16th-17th June 2010
Located in Gansu province, Dunhuang was a major stop on the Silk Road. Located in a rich oasis containing Crescent Lake and Mingsha Shan- a sand dune mountain. Dunhuang is known as the 'City of the Sands'. It was likely established around 104 BCE.
Geographically speaking Dunhuang has strategic importance in both a military and communication regard, although its importance has wained over time. It is is the major crossroads of the ancient Southern Silk Road, leading to Lhasa, Mongolia and Southern Siberia. It is also the entrance to the Hexi Corridor.
After a 5-hour sticky coach journey through the desert, my arrival at the oasis of Dunhuang was a welcomed sight. Having only an outdated Lonely Planet guide, my knowledge of the cheap digs in town were clearly outdated- the first sure sign of this was the bus station had since print, moved all the way across town. But I still had the Chinese in tow and Rachel and Andy soon found a free taxi to the Feitian Binguan.

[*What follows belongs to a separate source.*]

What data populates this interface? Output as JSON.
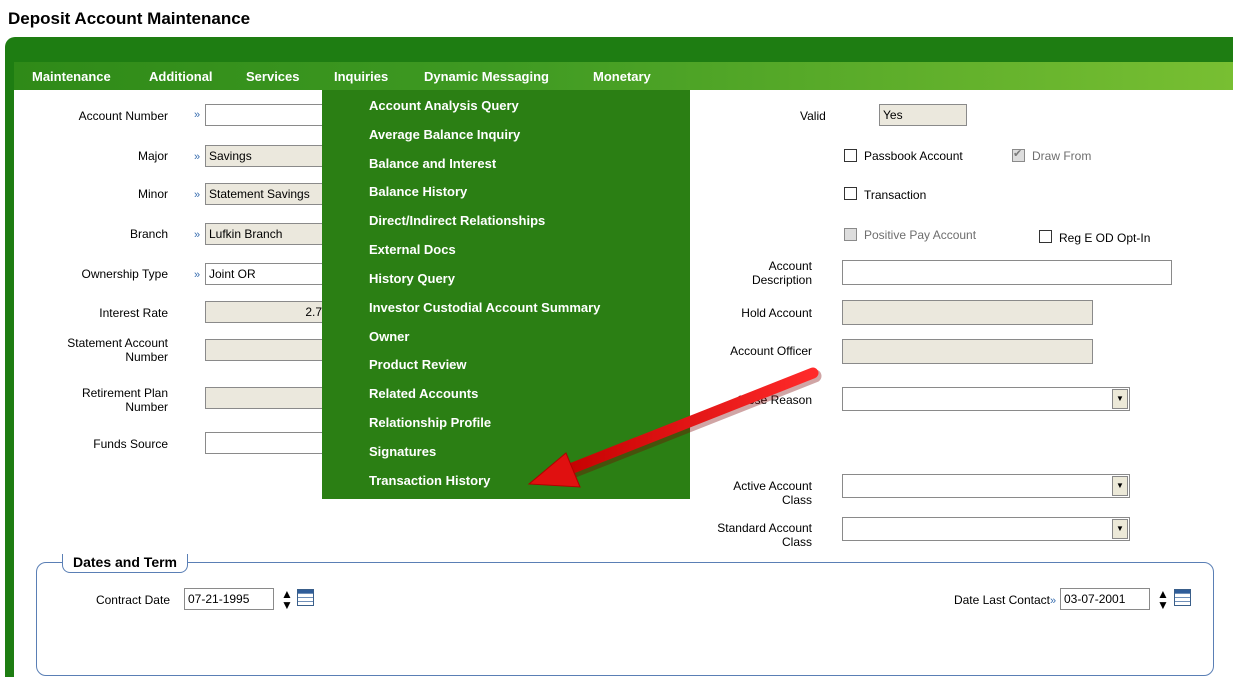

Sadly the hotel was no longer 30Y (no surprises here). But we got a triple room for 180Y. This is still out of my budget, but it was pretty hot and I am feeling tired of late. The prospect of air conditioning and a good shower was too much to turn down!

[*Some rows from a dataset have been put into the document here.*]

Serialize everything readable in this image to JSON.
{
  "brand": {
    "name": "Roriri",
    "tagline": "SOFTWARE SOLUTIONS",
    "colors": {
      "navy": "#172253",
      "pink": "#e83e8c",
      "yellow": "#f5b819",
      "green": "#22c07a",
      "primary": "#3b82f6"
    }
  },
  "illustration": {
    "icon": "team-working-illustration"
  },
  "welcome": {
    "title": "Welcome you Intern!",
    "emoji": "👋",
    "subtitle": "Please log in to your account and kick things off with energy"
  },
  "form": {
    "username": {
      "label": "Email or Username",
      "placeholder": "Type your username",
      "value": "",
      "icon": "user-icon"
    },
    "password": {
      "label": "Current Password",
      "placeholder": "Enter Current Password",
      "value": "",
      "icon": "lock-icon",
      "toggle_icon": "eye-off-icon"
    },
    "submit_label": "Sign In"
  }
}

After the shower I walked most of the major areas in town. As it was dragon boat festival, the river was alive with people. There was some traditional music being played, at the centre of which was a female vocalist. It was a very involved performance, indeed she had the serious look of a professional, but the quality didn't match. Still the locals seemed to be enjoying it! The river, meanwhile was filled with boats.
Wondering through Dunhuang you soon realise its whole industry is geared for tourism. The streets are vibrant and busy. Walking among the back streets its not hard to find the highlight. The night market is rich with handicrafts and an array of dried fruits and fresh vegetables. The smell of BBQ and rich spices, used by the muslim chefs, fills your nostrils. Lamb is the speciality here- its no secret the BBQs regularly have a Lamb skull adorning the hot grill!

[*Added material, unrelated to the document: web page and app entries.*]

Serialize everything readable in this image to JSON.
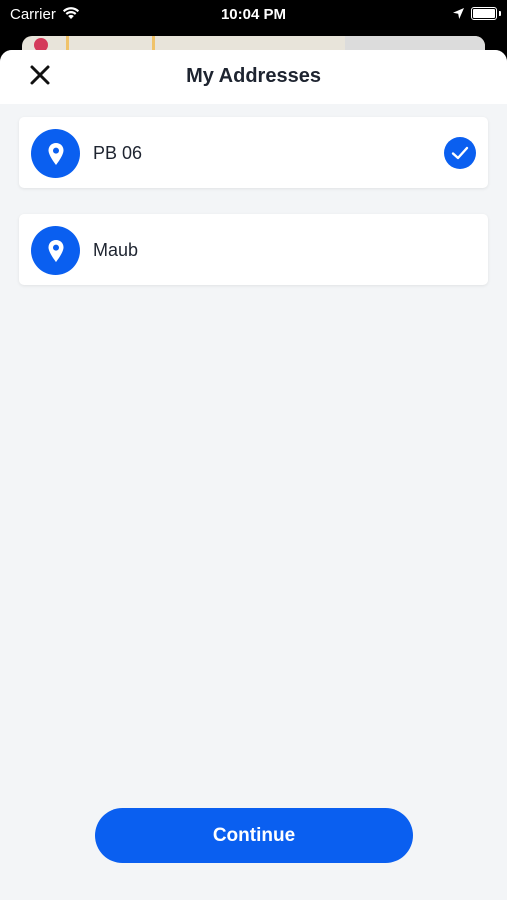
{
  "status_bar": {
    "carrier": "Carrier",
    "time": "10:04 PM",
    "icons": [
      "wifi-icon",
      "location-arrow-icon",
      "battery-icon"
    ]
  },
  "sheet": {
    "title": "My Addresses",
    "close_icon": "close-icon"
  },
  "addresses": [
    {
      "label": "PB 06",
      "icon": "map-pin-icon",
      "selected": true
    },
    {
      "label": "Maub",
      "icon": "map-pin-icon",
      "selected": false
    }
  ],
  "continue_label": "Continue",
  "colors": {
    "accent": "#0a5ff0",
    "background": "#f3f5f7",
    "card": "#ffffff",
    "text": "#1e2430"
  }
}
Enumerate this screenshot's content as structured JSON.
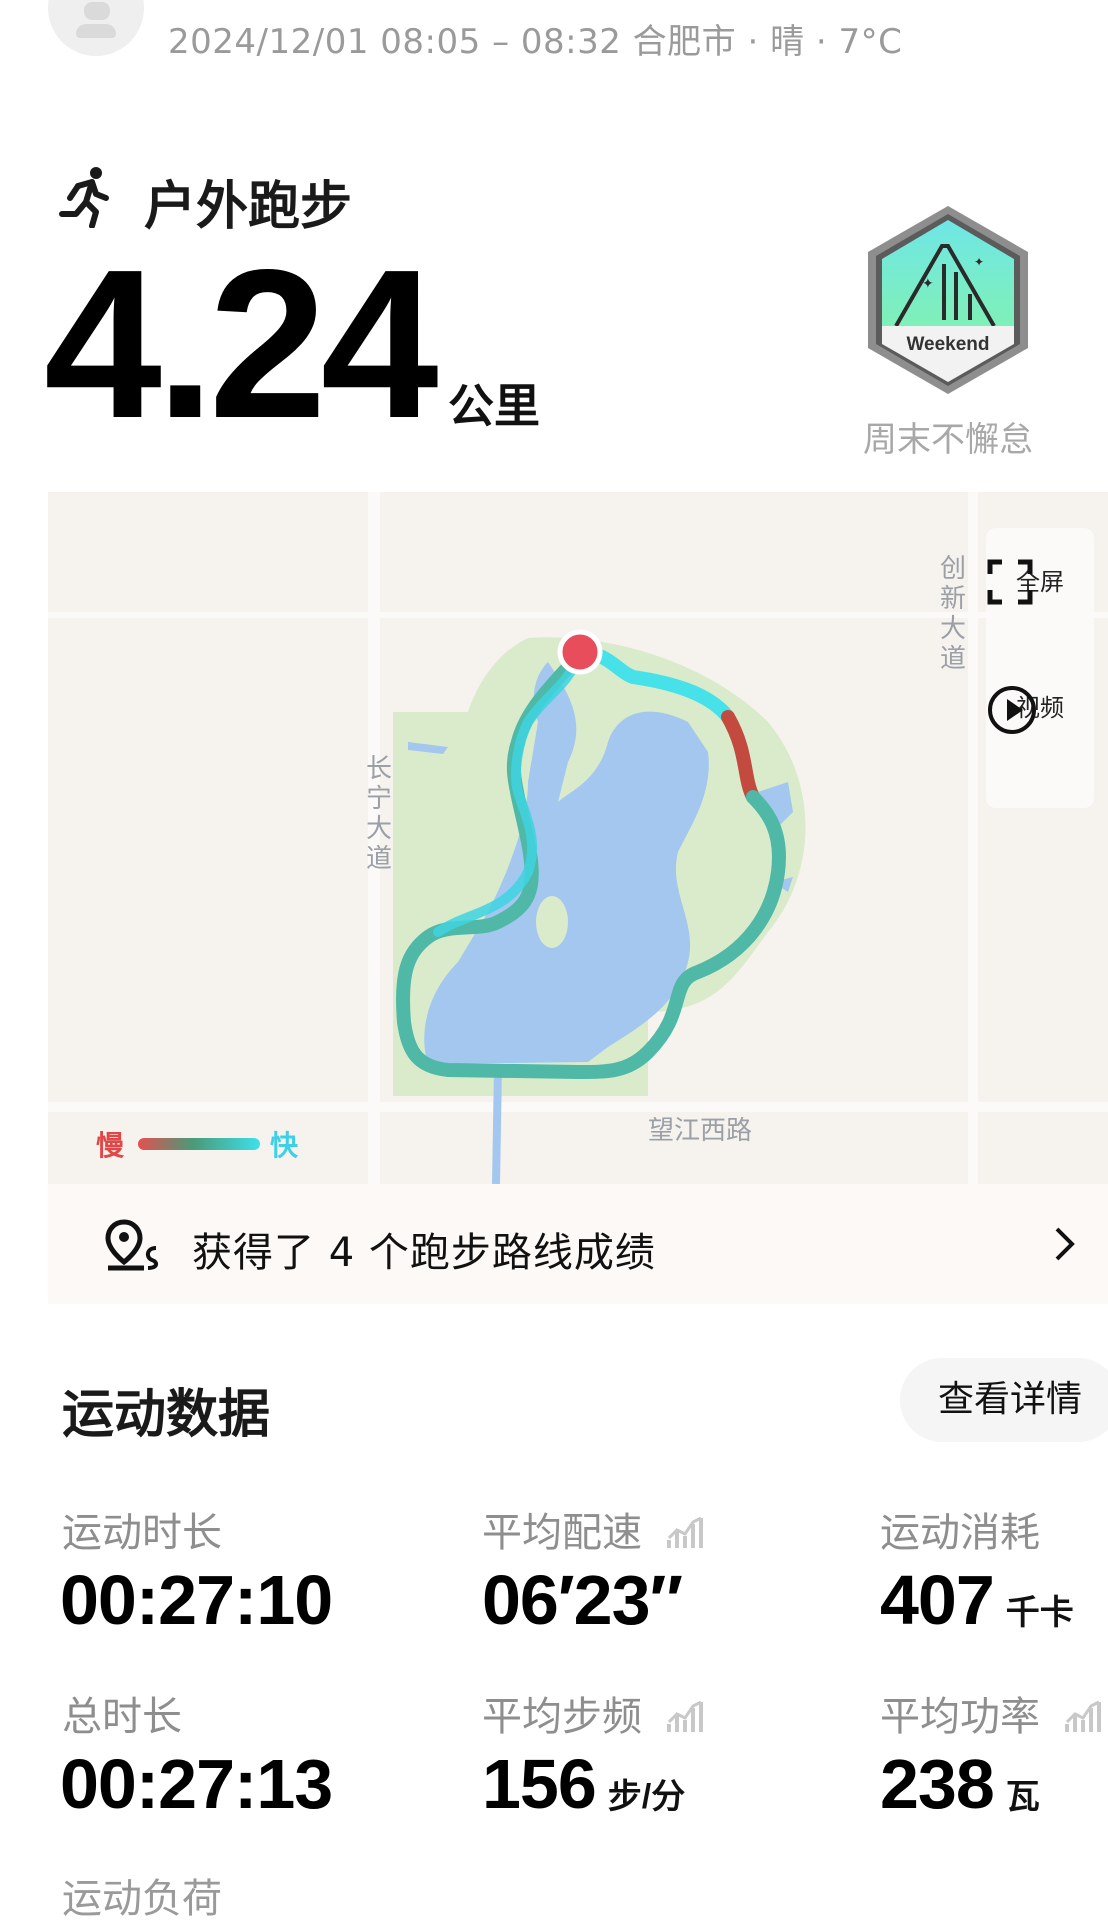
{
  "header": {
    "meta": "2024/12/01 08:05 – 08:32 合肥市 · 晴 · 7°C"
  },
  "activity": {
    "type": "户外跑步",
    "distance": "4.24",
    "distance_unit": "公里",
    "badge_text": "Weekend",
    "badge_label": "周末不懈怠"
  },
  "map": {
    "controls": {
      "fullscreen_label": "全屏",
      "video_label": "视频"
    },
    "roads": {
      "north_east": "创新大道",
      "west": "长宁大道",
      "south": "望江西路"
    },
    "legend": {
      "slow": "慢",
      "fast": "快"
    },
    "colors": {
      "route_fast": "#3ee0ea",
      "route_mid": "#4fb896",
      "route_slow": "#c24a3e",
      "water": "#a3c7ee",
      "park": "#d9ebcb",
      "start_marker": "#e84d5b"
    }
  },
  "achievements": {
    "text": "获得了 4 个跑步路线成绩"
  },
  "stats": {
    "section_title": "运动数据",
    "details_button": "查看详情",
    "items": [
      {
        "label": "运动时长",
        "value": "00:27:10",
        "unit": ""
      },
      {
        "label": "平均配速",
        "value": "06′23″",
        "unit": ""
      },
      {
        "label": "运动消耗",
        "value": "407",
        "unit": "千卡"
      },
      {
        "label": "总时长",
        "value": "00:27:13",
        "unit": ""
      },
      {
        "label": "平均步频",
        "value": "156",
        "unit": "步/分"
      },
      {
        "label": "平均功率",
        "value": "238",
        "unit": "瓦"
      }
    ],
    "cut_off_label": "运动负荷"
  }
}
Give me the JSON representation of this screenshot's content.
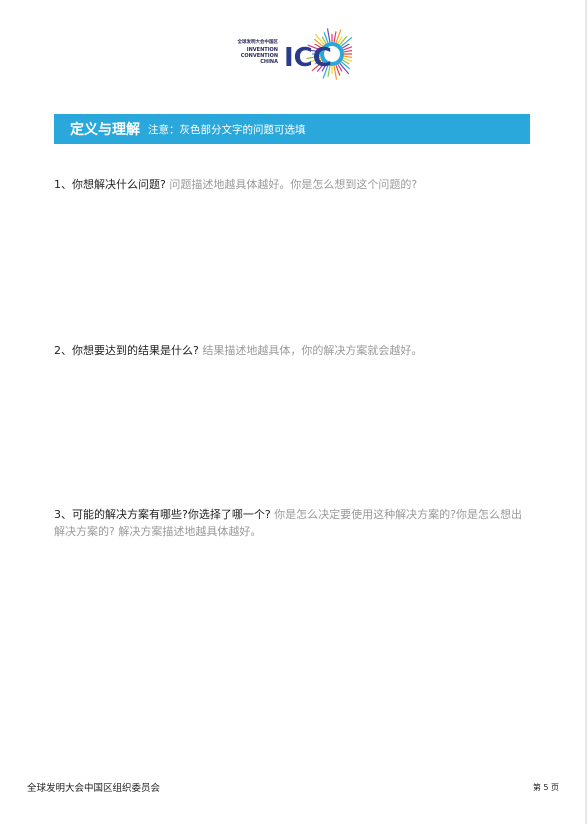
{
  "logo": {
    "cn_text": "全球发明大会中国区",
    "en_lines": [
      "INVENTION",
      "CONVENTION",
      "CHINA"
    ],
    "letters": "ICC",
    "brand_color": "#2a3a8c",
    "accent_color": "#2aa8dc"
  },
  "section": {
    "title": "定义与理解",
    "note": "注意：灰色部分文字的问题可选填",
    "bar_color": "#2aa8dc"
  },
  "questions": [
    {
      "main": "1、你想解决什么问题?",
      "hint": " 问题描述地越具体越好。你是怎么想到这个问题的?"
    },
    {
      "main": "2、你想要达到的结果是什么?",
      "hint": " 结果描述地越具体，你的解决方案就会越好。"
    },
    {
      "main": "3、可能的解决方案有哪些?你选择了哪一个?",
      "hint": " 你是怎么决定要使用这种解决方案的?你是怎么想出解决方案的? 解决方案描述地越具体越好。"
    }
  ],
  "footer": {
    "org": "全球发明大会中国区组织委员会",
    "page": "第 5 页"
  }
}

Dunhuang does have something about it. Much as the bright neon lights, endemic across the city threaten to push it over the threshold. It stands firm. The quality of the Mogao Caves and the natural beauty and mystery of the sand dunes nearby, balance the Dunhuang equation.
The caves are quite remarkable. Set into the side of a sand dune. The vaults of time stand side by side for a few hundred meters. Each caves numbered and its contents meticulously studied and recorded. Its understood that Buddist Monks arrived in Dunhuang via the Northern Silk Road, which connected eventually with Kashgar. Over centuries the monks collected scriptures from the West and passing pilgrims painted murals inside the Mongao Caves or 'Caves of a Thousand Buddhas'.
The beautifully intricate murals are considered the finest examples of Buddist art, spanning over 1,000-years. Its believed the first caves were excavated in 366 AD as a place for worship and meditation. In total the murals cover 450,000 Sq.ft.
Later in the afternoon, as the summer sun sets below the horizon its possible to visit the dunes- any earlier and the scorching sun and fierce temperatures make movement out of the shades a bind. From Charlie Jongh's Dune Guesthouse you can easily wonder along the fence to its end and enjoy sunset over the dunes with a beer for free. Although distant, its also possible to make out the Cresent Moon lake and its surrounding buildings from a higher vantage point. The dunes are beautiful and well worth a visit.
Charlie Jongh's Dune Guesthouse
Free internet and good facilities make this a sure fire winner. Its location is a little out of the way. A 20-min steady bike ride or a short bus/ taxi make light of the distance. But its a quite and secluded spot just by the dunes, away from the hustle and bustle and the neon lights of Dunhuang.